PUBLISHED: 10:00 AM on Tuesday, October 17, 2006
Is your business ready for the worst day?

  Lee Leschper
Bad things happen to good people. And to good businesses.

So this Saturday the Juneau Small Business Development Center, the Juneau Empire and Capital City Weekly, AEL&P, the City and Borough of Juneau, and the U.S. Small Business Administration, are sponsoring a day devoted to the day we hope never comes.

For most of us, who we are and dream to be is part and parcel with the organization, the business, the working family we have created through sweat, tears and a lot of sleepless nights.

And it can be at risk in an instant.

The seminar, about preparing your business for emergencies or disaster, will be Saturday, at the Egan Center Lecture Hall at the University of Alaska Southeast campus, 8:30 a.m. to 3 p.m., with breakfast and lunch provided.

There's a small donation of $25 to the American Red Cross in lieu of registration.

The day's program includes panels and speakers providing information on local, state and Federal agencies resources - what agencies can, and won't, provide.
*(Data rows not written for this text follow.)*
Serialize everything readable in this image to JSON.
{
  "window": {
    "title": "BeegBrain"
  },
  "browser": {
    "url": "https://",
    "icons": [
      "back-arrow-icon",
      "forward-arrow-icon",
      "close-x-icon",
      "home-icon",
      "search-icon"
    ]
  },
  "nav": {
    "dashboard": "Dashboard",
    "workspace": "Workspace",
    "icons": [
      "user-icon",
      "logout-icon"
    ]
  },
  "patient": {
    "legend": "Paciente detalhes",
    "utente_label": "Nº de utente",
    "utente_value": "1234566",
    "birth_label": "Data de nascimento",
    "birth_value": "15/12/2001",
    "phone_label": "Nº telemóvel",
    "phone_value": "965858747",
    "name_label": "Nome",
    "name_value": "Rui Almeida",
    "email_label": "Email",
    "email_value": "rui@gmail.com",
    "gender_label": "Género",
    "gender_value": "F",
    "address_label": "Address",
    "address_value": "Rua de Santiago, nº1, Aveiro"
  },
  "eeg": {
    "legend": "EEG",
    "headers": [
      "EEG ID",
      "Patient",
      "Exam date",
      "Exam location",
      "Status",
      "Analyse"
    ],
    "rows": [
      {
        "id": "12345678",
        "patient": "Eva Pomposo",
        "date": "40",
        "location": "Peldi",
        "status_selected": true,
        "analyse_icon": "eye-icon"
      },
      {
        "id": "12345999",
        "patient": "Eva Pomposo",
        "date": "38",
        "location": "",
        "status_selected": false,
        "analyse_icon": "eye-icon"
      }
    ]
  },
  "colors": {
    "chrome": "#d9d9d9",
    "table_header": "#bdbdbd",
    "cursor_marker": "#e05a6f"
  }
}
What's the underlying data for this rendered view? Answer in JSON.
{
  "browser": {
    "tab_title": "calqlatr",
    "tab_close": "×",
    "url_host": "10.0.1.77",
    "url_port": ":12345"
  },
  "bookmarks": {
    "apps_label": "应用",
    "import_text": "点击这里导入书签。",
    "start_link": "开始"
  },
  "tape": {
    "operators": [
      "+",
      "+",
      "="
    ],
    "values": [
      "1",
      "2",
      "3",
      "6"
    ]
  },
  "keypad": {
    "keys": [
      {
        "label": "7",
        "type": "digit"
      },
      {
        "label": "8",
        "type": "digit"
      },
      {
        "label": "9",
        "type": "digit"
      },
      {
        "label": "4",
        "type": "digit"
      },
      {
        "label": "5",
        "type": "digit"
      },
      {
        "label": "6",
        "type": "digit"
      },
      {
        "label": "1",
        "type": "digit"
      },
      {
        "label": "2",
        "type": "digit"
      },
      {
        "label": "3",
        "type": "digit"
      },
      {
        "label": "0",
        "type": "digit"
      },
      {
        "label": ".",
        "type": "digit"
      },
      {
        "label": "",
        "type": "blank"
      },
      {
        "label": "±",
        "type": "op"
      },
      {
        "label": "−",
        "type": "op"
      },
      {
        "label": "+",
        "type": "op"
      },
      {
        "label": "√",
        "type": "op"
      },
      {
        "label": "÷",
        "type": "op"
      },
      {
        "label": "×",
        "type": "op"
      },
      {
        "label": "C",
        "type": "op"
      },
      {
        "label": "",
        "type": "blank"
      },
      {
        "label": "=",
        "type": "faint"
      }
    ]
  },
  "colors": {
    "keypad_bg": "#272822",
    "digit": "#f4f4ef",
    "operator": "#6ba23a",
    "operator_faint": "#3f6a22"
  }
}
Information about utilities, banking, insurance, transportation and communications will be included.

There will also be hands-on recommendations on developing your own disaster plan, for your business.

Think you're prepared for anything?

What have you done to be prepared for the worst?

Here's a sobering statistic - 78 percent of small businesses struck by a disaster will fail.

Pardon me one Texas story as an example.

A dear old friend from my days at Texas A&M University worked most of his career with the fire department in Bryan, Texas, primarily as an EMT.

"Most Alaskan communities are connected to the outside world and each other by a very thin, fragile supply line."

Over the years he became concerned about how Bryan and its twin city College Station would handle a major disaster. So he started drawing contingency plans and lists of the tools the community might need in the event of a disaster - anything from a tornado to a flood. His list included basics like generators, tools, chain saws, water.

Then he went around to the local hardware, lumber and grocery stories, with a simple request: "Keep the list handy. If something bad enough to need your help ever happens, you'll know we need you. Pull out the list and do what you can to get these things to where they are needed."

A few years later, that need came.

Late one November night, the Aggie Bonfire at Texas A&M, a 50-foot stack of giant logs, collapsed, killing 12 college students and trapping many more under tons of timber.

Emergency crews including our friend worked frantically to free those young people, many crushed to a pulp and others with arms, legs or bodies pinned beneath that mass of wood.

Within an hour, trucks loaded with tools and supplies of every sort - the wish list that was prepared and distributed years before - were arriving at the site. Those tools helped save lives.

Last week's tragedy in New York, in which two people were killed in an airplane crash into a tall building, points out the risks for a city dependent on air travel, as we are.

But you don't have to reach that far.

Just look at the flooding which has isolated Valdez this past week.

Most Alaskan communities are connected to the outside world and each other by a very thin, fragile supply line.

It's part of our life.

It also makes us very vulnerable, especially in the winter months.

In the Southeast we're dependent on air and ferry service for everything from food to fuel to the paper this newspaper is printed on. A shutdown in Seattle, for example, will quickly cut into essential services. But it need not be an emergency that strikes the entire town.

A fire or a flood is just as devastating to one business, whether the rest of the community is involved or not.

As one of my colleagues pointed out the other day, it's not the first 24 hours when we're putting out the fires or pushing back the flood waters, that makes the difference.

It's the next days, months and weeks, as we try to put our business back on its feet and back into profitable shape.

And that's where the preparation comes in.

Can you restore your records and be back in business quickly?

Can you get your employees paid and provide for essentials they need for their family?

Is your insurance current and accurate?

How long can you operate with your current inventory?

Invest a Saturday and be prepared.


For more information call Karen Wilke at the SBDC at 463-3789 or email Register online at, by clicking on the "training" button.

Leschper is general manager of the Capital City Weekly and regional advertising director for Morris Communications newspapers in Alaska. Email him at